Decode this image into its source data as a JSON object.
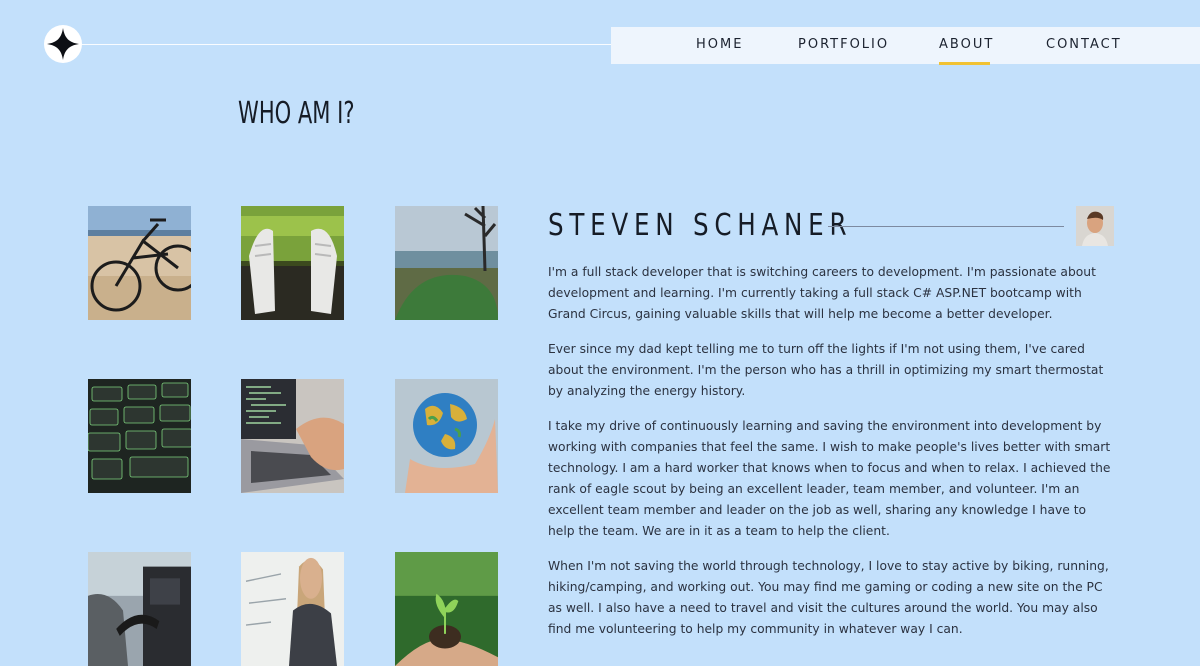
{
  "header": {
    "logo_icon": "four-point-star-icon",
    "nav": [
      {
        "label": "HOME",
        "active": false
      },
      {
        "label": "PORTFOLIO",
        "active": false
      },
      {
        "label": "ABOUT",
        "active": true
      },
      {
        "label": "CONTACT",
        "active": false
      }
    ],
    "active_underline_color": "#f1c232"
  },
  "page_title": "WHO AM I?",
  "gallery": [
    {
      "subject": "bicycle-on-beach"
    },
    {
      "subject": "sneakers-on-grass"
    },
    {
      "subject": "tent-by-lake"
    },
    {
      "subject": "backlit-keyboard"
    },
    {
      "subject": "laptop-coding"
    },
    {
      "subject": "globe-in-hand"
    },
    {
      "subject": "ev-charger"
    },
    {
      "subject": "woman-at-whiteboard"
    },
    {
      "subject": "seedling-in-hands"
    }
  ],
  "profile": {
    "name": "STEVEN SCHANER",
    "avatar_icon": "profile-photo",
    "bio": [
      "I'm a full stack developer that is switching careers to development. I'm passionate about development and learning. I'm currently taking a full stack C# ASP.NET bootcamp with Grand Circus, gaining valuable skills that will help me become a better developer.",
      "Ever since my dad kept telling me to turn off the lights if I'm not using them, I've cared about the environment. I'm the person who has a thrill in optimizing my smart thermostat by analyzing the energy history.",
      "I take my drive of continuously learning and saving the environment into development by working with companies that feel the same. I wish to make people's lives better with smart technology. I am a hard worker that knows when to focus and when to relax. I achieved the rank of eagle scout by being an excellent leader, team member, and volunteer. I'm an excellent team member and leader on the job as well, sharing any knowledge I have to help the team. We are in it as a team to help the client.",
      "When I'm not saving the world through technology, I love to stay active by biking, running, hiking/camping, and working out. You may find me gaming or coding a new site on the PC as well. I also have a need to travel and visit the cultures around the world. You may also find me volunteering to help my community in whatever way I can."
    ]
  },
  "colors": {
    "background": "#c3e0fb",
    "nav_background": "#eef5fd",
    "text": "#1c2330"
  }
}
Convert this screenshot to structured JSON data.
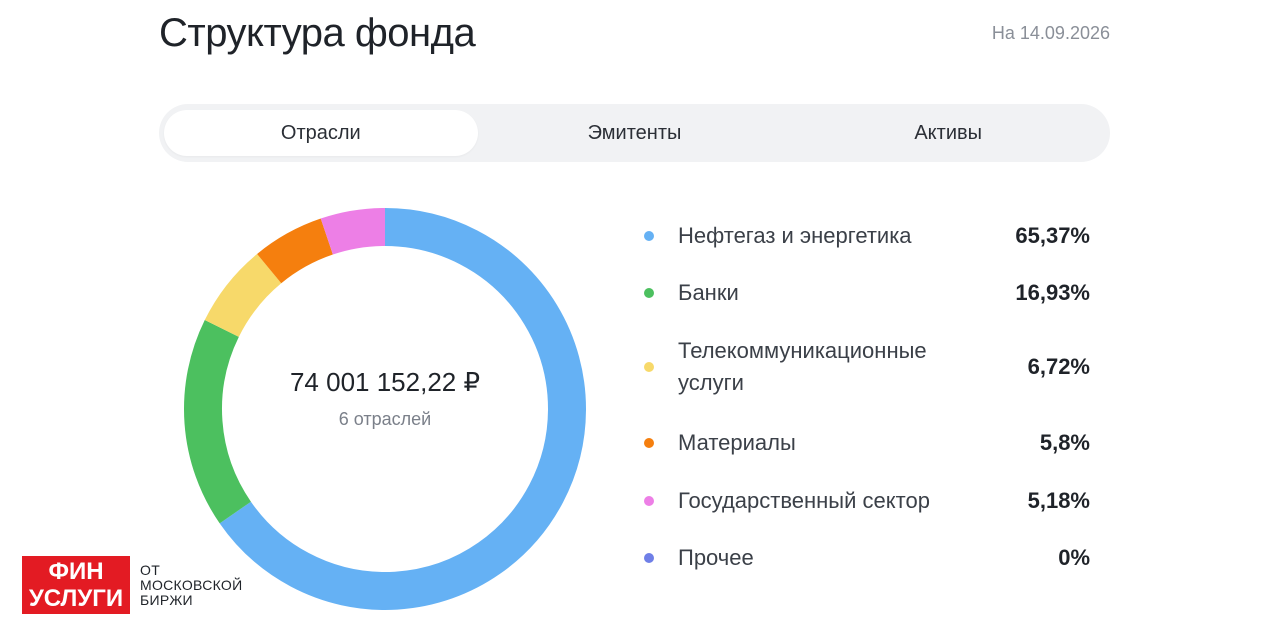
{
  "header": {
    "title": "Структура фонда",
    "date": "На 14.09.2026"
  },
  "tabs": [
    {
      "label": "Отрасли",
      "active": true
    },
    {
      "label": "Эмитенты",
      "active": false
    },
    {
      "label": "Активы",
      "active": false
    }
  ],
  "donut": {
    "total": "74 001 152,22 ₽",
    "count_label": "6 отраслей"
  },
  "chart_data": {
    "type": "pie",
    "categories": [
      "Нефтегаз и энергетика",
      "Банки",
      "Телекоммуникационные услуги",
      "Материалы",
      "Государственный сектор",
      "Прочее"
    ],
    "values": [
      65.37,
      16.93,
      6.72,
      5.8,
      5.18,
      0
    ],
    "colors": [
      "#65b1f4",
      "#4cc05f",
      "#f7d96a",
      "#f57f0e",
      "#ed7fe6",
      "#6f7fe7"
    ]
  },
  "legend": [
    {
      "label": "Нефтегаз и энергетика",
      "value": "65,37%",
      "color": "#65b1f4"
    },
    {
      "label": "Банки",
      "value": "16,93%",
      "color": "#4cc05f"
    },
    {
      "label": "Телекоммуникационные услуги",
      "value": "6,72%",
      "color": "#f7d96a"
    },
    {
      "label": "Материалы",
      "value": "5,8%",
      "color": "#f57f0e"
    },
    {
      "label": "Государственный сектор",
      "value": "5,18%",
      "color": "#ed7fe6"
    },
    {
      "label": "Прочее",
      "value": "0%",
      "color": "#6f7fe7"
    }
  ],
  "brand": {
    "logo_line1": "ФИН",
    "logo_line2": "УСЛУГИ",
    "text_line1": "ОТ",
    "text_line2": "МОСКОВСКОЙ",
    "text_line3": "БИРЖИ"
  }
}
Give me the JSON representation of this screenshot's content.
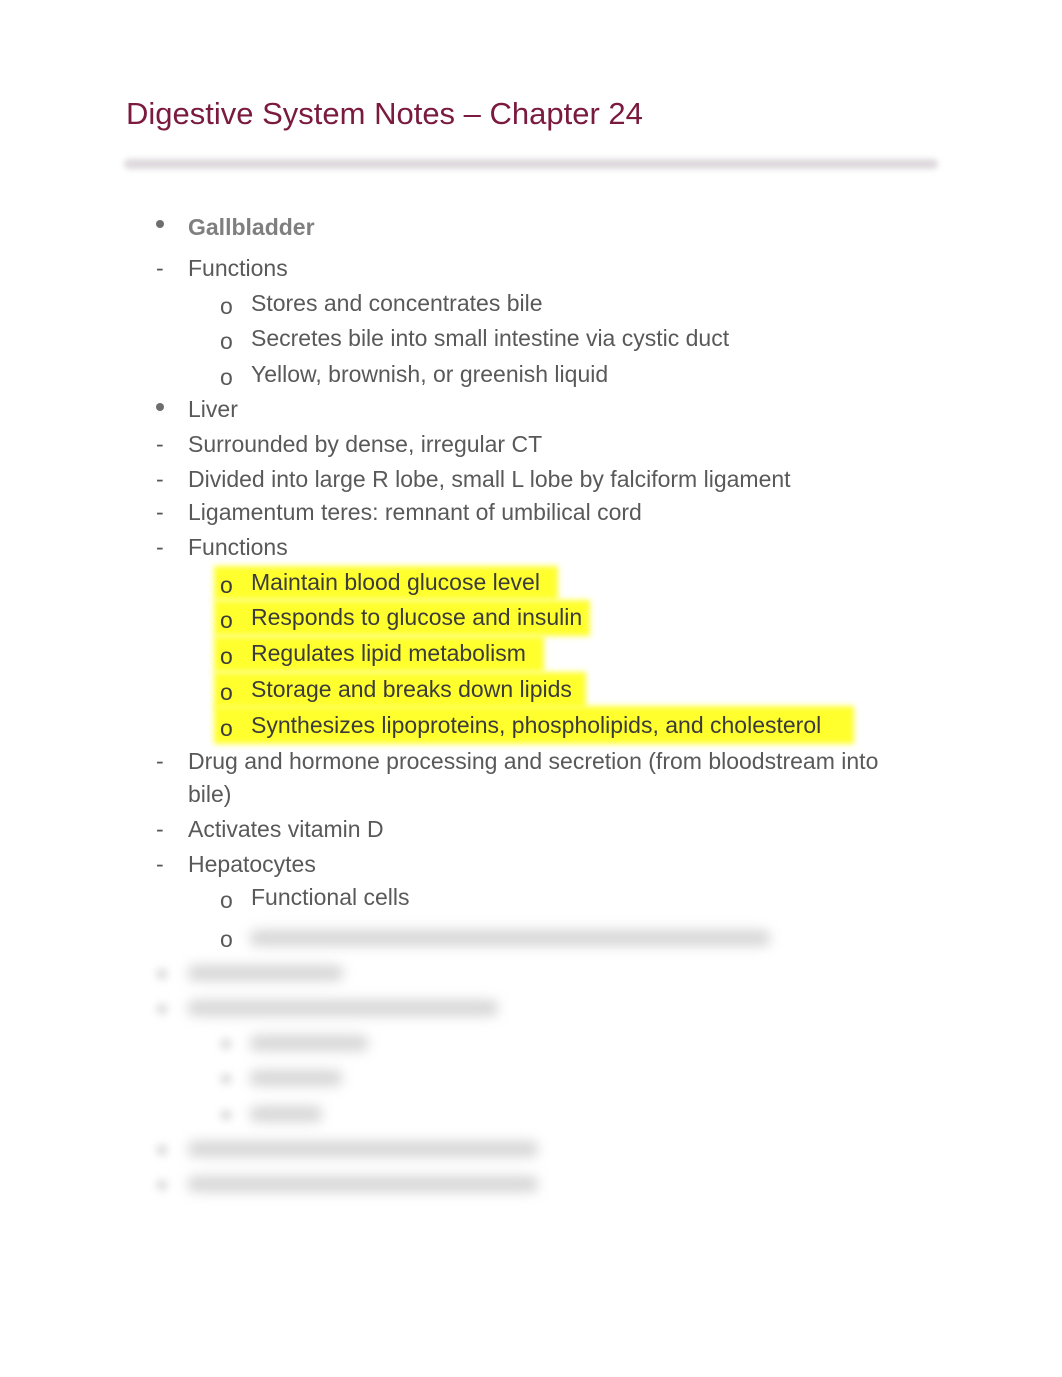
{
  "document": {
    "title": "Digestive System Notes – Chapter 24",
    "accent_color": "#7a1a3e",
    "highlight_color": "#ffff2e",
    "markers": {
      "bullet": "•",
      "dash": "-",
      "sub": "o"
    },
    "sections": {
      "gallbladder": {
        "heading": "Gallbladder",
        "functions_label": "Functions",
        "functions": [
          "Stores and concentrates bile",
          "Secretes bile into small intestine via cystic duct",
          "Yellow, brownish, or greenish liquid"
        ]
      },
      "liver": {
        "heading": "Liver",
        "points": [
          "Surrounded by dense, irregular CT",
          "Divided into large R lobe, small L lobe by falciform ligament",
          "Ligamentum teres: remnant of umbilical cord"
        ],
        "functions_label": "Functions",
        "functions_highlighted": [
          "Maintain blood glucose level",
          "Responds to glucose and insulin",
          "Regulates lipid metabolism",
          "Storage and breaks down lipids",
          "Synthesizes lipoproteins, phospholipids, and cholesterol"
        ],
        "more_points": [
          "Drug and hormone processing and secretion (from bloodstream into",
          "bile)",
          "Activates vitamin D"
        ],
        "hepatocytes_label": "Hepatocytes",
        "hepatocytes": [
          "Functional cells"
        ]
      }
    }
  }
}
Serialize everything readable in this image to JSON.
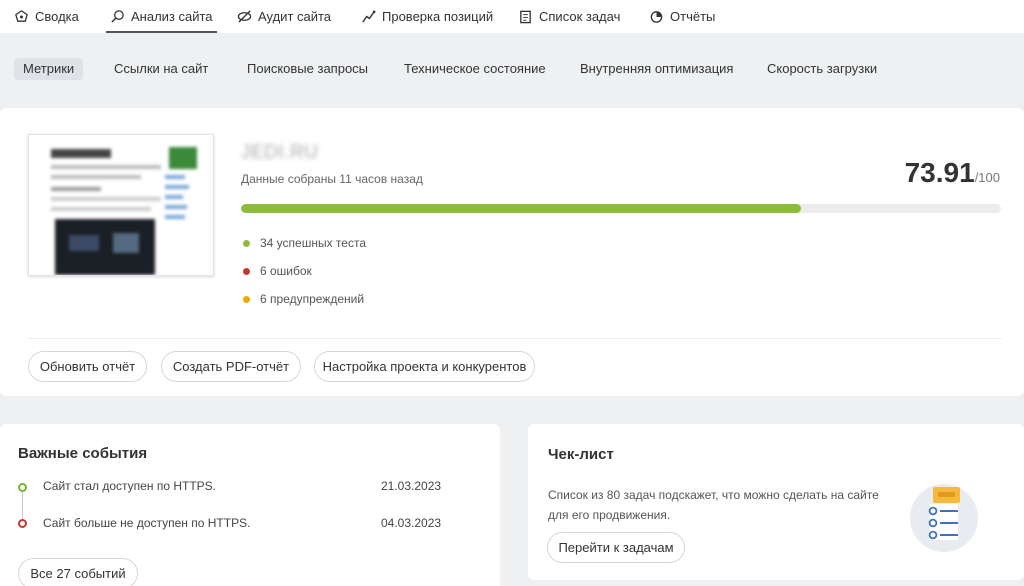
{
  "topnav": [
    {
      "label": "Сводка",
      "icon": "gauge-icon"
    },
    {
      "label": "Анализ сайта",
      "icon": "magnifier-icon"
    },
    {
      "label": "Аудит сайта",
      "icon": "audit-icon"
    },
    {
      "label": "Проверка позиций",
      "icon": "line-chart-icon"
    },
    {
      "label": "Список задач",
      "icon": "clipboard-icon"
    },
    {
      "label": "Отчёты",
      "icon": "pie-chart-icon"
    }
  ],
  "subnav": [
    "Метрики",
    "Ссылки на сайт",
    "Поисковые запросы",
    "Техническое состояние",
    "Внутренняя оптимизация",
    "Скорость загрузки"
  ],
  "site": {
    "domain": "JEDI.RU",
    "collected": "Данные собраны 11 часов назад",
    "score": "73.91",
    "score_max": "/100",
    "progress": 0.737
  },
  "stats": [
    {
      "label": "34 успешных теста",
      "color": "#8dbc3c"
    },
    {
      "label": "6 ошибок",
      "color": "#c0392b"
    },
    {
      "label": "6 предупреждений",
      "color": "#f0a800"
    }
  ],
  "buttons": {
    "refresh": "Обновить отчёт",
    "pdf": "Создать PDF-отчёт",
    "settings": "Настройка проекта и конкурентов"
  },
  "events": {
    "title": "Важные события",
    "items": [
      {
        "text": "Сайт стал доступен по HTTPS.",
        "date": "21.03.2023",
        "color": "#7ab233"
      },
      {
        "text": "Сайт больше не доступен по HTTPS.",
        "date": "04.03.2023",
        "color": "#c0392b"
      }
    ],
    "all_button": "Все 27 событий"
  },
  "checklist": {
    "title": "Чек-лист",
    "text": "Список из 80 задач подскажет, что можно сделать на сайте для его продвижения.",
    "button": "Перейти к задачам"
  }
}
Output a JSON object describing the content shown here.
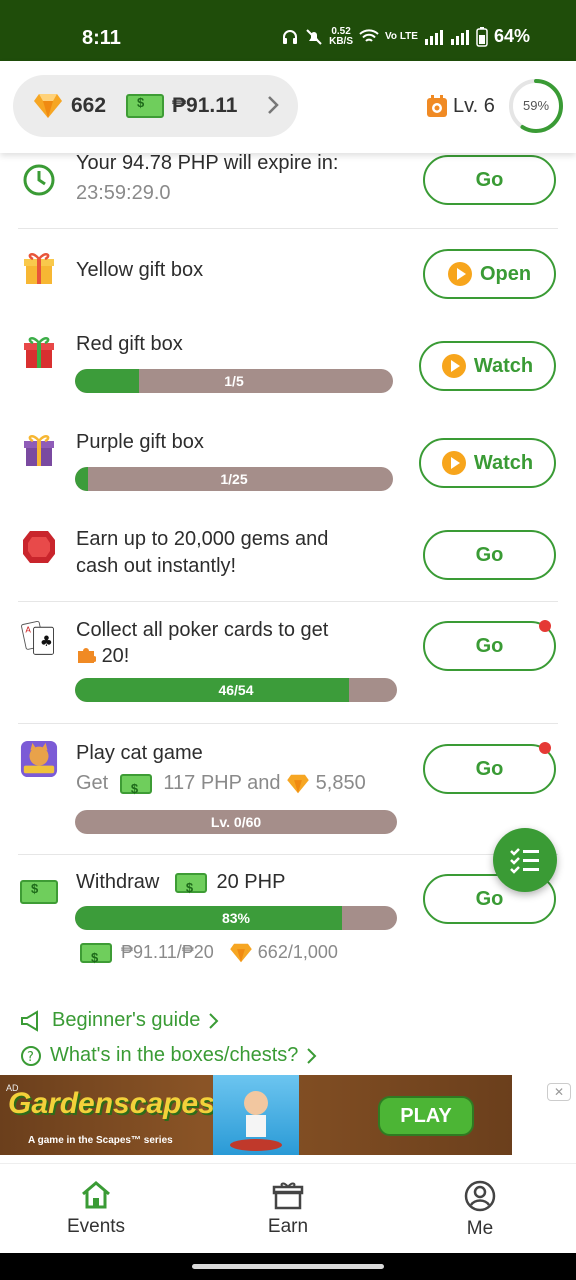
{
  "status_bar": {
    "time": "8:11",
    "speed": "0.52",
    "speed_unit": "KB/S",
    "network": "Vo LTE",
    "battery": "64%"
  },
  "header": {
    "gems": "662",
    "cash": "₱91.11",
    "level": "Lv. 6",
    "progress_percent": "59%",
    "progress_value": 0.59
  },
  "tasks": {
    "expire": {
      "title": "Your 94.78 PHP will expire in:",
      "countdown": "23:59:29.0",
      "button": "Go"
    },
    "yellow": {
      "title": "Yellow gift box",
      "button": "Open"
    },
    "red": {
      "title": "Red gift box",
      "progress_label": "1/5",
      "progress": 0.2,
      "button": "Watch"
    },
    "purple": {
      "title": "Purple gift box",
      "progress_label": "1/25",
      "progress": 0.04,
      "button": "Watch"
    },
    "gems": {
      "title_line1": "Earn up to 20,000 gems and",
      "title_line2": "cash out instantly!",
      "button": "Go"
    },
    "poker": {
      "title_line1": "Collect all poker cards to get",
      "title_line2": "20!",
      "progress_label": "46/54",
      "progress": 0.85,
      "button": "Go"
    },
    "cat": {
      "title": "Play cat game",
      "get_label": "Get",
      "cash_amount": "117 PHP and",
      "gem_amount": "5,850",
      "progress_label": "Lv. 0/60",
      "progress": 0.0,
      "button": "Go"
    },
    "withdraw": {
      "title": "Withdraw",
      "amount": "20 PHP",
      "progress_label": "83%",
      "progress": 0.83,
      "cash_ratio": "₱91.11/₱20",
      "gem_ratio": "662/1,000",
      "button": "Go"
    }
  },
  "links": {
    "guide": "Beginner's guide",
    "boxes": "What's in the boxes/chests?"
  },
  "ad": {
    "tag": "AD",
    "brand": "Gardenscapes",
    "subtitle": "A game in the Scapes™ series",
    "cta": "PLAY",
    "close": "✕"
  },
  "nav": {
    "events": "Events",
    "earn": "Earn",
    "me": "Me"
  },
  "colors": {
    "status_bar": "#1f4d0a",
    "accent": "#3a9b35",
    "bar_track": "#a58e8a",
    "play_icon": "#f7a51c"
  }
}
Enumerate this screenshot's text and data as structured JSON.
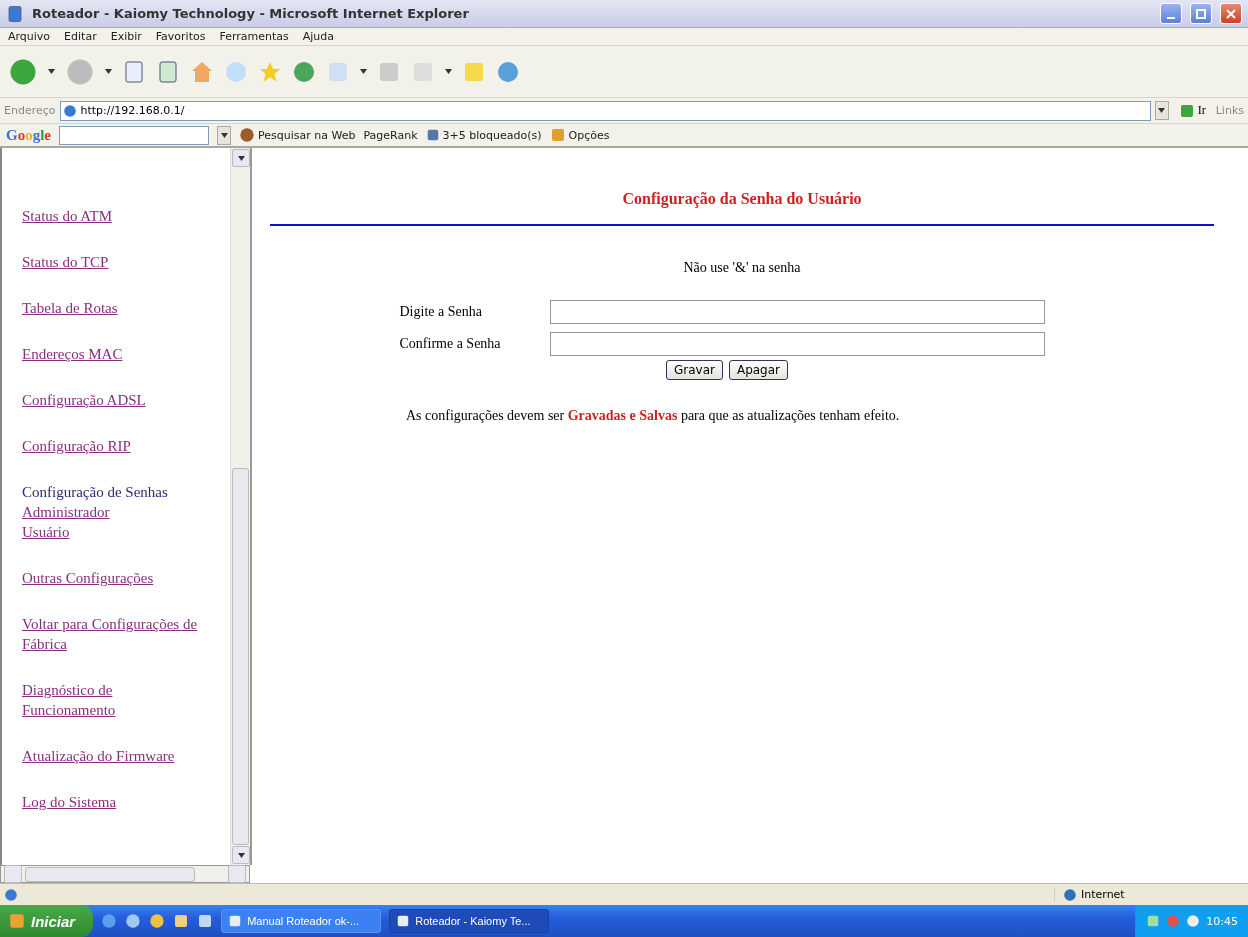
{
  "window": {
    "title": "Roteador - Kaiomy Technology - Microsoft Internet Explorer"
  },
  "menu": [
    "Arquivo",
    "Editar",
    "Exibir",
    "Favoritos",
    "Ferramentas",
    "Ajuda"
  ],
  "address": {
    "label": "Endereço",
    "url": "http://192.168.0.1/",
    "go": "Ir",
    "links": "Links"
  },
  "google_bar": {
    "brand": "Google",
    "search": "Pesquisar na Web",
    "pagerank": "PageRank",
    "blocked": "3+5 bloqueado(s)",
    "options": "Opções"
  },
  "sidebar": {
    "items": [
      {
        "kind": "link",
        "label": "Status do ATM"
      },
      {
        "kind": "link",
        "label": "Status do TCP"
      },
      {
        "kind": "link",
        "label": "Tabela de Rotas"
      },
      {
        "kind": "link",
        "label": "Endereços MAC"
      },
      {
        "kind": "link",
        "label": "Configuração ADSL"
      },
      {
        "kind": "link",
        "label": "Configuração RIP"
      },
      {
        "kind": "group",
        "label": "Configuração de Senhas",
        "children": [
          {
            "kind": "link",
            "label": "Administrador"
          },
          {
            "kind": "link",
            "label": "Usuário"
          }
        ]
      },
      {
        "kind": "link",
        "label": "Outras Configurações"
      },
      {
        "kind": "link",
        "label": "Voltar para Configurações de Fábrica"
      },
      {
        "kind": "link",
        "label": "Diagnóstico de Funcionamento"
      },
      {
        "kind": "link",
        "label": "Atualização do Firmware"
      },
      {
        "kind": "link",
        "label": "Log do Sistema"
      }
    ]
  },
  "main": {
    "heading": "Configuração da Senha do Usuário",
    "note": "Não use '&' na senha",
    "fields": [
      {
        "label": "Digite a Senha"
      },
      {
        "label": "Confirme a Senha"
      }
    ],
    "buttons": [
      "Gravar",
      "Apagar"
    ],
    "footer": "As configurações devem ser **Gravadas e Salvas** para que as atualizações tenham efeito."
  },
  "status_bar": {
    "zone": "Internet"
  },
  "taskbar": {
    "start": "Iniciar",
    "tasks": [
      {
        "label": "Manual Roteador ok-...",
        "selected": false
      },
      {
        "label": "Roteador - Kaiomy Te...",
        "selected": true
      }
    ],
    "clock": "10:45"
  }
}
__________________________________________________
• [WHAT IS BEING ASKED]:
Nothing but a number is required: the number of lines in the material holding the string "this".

• [ANSWER SPACE]:
5